Part of the way in which we keep emotional laborers from accessing the real value of their work is by telling them that monetizing emotional labor is a deplorable, vulgar, and even immoral act. This is an act of systemic gaslighting. Emotional labor is already monetized, but the people pocketing the profits are not the workers, but the ones for whom the work is being done.

“This is an act of systemic gaslighting.”

Seeing and valuing emotional labor is not a sign of neoliberalism gone amok. Not seeing or valuing emotional labor and, therefore, enabling a coercive system that forces feminized and racialized workforces to work for little to nothing is.

Formerly acknowledging that emotional labor has value is not a threat to civilization. The ongoing lack of acknowledgment is the threat.

5. Love and power should not be considered polar opposites.

The flip side of our current crisis of loneliness and isolation is a crisis of emotional labor.

Life expectancy has been declining in the United States since 2014. This is, in large part, because of deaths of desperation, concentrated among men. Prizing value systems that encourage hierarchies and domination over emotionality is deadly for women, but it is also deadly for men.

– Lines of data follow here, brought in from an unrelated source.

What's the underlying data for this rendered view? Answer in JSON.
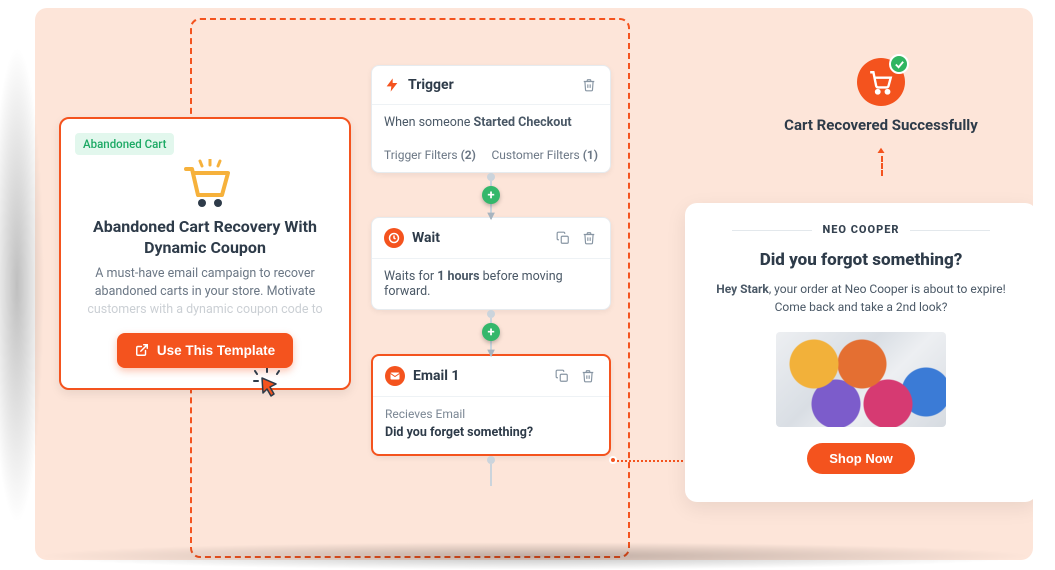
{
  "template": {
    "tag": "Abandoned Cart",
    "title": "Abandoned Cart Recovery With Dynamic Coupon",
    "description": "A must-have email campaign to recover abandoned carts in your store. Motivate",
    "description_faded": "customers with a dynamic coupon code to",
    "cta": "Use This Template"
  },
  "flow": {
    "trigger": {
      "label": "Trigger",
      "body_prefix": "When someone ",
      "body_bold": "Started Checkout",
      "trigger_filters_label": "Trigger Filters ",
      "trigger_filters_count": "(2)",
      "customer_filters_label": "Customer Filters ",
      "customer_filters_count": "(1)"
    },
    "wait": {
      "label": "Wait",
      "body_prefix": "Waits for ",
      "body_bold": "1 hours",
      "body_suffix": " before moving forward."
    },
    "email": {
      "label": "Email 1",
      "body_label": "Recieves Email",
      "subject": "Did you forget something?"
    }
  },
  "success": {
    "title": "Cart Recovered Successfully"
  },
  "email_preview": {
    "brand": "NEO COOPER",
    "headline": "Did you forgot something?",
    "greeting_bold": "Hey Stark",
    "body_rest": ", your order at Neo Cooper is about to expire! Come back and take a 2nd look?",
    "cta": "Shop Now"
  }
}
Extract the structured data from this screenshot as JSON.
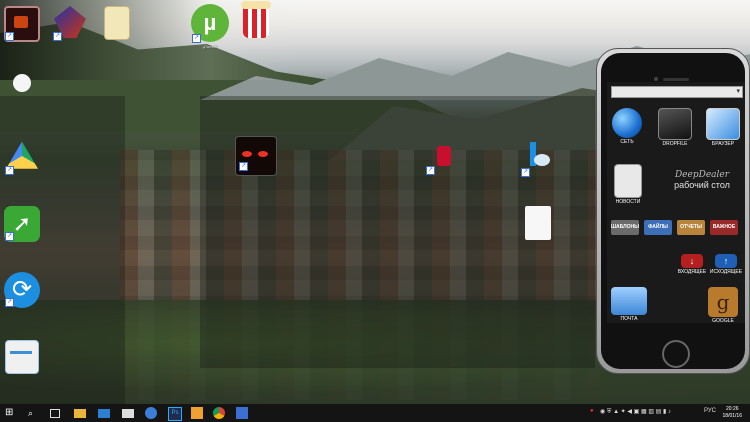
{
  "desktop": {
    "icons": [
      {
        "name": "app-icon-1",
        "label": "",
        "icon": "dark-box-red-icon"
      },
      {
        "name": "app-icon-2",
        "label": "",
        "icon": "winamp-icon"
      },
      {
        "name": "app-icon-3",
        "label": "",
        "icon": "notepad-icon"
      },
      {
        "name": "utorrent",
        "label": "µTorrent",
        "icon": "utorrent-icon"
      },
      {
        "name": "popcorn",
        "label": "",
        "icon": "popcorn-icon"
      },
      {
        "name": "white-app",
        "label": "",
        "icon": "white-blob-icon"
      },
      {
        "name": "google-drive",
        "label": "",
        "icon": "google-drive-icon"
      },
      {
        "name": "green-app",
        "label": "",
        "icon": "green-arrow-icon"
      },
      {
        "name": "sync-app",
        "label": "",
        "icon": "sync-icon"
      },
      {
        "name": "box-app",
        "label": "",
        "icon": "white-box-icon"
      },
      {
        "name": "red-eyes-app",
        "label": "",
        "icon": "red-eyes-icon"
      },
      {
        "name": "red-d-app",
        "label": "",
        "icon": "red-d-icon"
      },
      {
        "name": "bing-app",
        "label": "",
        "icon": "bing-icon"
      },
      {
        "name": "document",
        "label": "",
        "icon": "document-icon"
      }
    ]
  },
  "phone": {
    "select_value": "",
    "brand_line1": "DeepDealer",
    "brand_line2": "рабочий стол",
    "apps": {
      "network": "СЕТЬ",
      "dropfile": "DROPFILE",
      "browser": "БРАУЗЕР",
      "news": "НОВОСТИ",
      "mail": "ПОЧТА",
      "google": "GOOGLE"
    },
    "folders": {
      "templates": "ШАБЛОНЫ",
      "files": "ФАЙЛЫ",
      "reports": "ОТЧЕТЫ",
      "important": "ВАЖНОЕ",
      "incoming": "ВХОДЯЩЕЕ",
      "outgoing": "ИСХОДЯЩЕЕ"
    }
  },
  "taskbar": {
    "language": "РУС",
    "time": "20:26",
    "date": "18/01/16",
    "colors": {
      "background": "#141414"
    }
  }
}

Not valuing or centering emotional labor does not just make losers out of women as they are cast as the de facto workers for men. Devaluing emotional labor also makes losers out of men, who are cut off from their full, emotional selves. This has consequences on their relationship to themselves as well as their relationship to others.

We need a radical paradigm shift in our value system. Love in action, or emotional labor, should be at the heart of this new value system, no longer on its hidden margins. In many ways, this would not be a new system at all, but a harkening back to how living in a community began in the first place.

Anthropologists and historians of money consistently find that the origin of money is not barter, but objects that mark relationships. By marking a relationship, an object was signifying an open-ended IOU between people. It was marking a tie and the expectation of mutual and open-ended emotional labor that could lead to any number of exchanges. Once you understand this, the question is no longer whether emotional labor should be compensated, but it becomes the epiphany that once upon a time emotional labor was value.

“The beginning of civilization as we understand it was not competition, war, or hierarchy but empathy in action: emotional labor.”

Famed anthropologist Margaret Mead recounted the birth of civilization not with agriculture, a clay pot, or a tool, but a healed femur. A healed femur, she claimed, was the sign that someone had been willing to put their immediate needs to the side to care for an injured person so that they might heal. “Savage societies could not afford such pity,” she said. To her, the beginning of civilization as we understand it was not competition, war, or hierarchy but empathy in action: emotional labor.

Ultimately, emotional labor should be spread out even as it is valued. Doing so would not only be just, it would create benefits for all. Truly valuing emotional labor would redress injustices against women, and it would also create a new incentive system for men that would ultimately hugely benefit them too. More connected, empathetic men with stronger relationships live longer.

When dynamics reverse, and emotional labor is done by people and groups who previously held tremendous power towards people who have had less, this form of work even has a restorative, reparative quality. This systemic recalibration is one Martin Luther King, Jr perfectly called for in his book Chaos or Community.

“One of the greatest problems of history is that the concepts of love and power are usually contrasted as polar opposites. Love is identified with a resignation of power and power with a denial of love. What is needed is a realization that power without love is reckless and abusive and that love without power is sentimental and anemic. Power at its best is love implementing the demands of justice. Justice at its best is love correcting everything that stands against love.”

To listen to the audio version read by author Rose Hackman, download the Next Big Idea App today:

Listen to key insights in the next big idea app

the Next Big Idea App

app-store play-market

Also in Magazine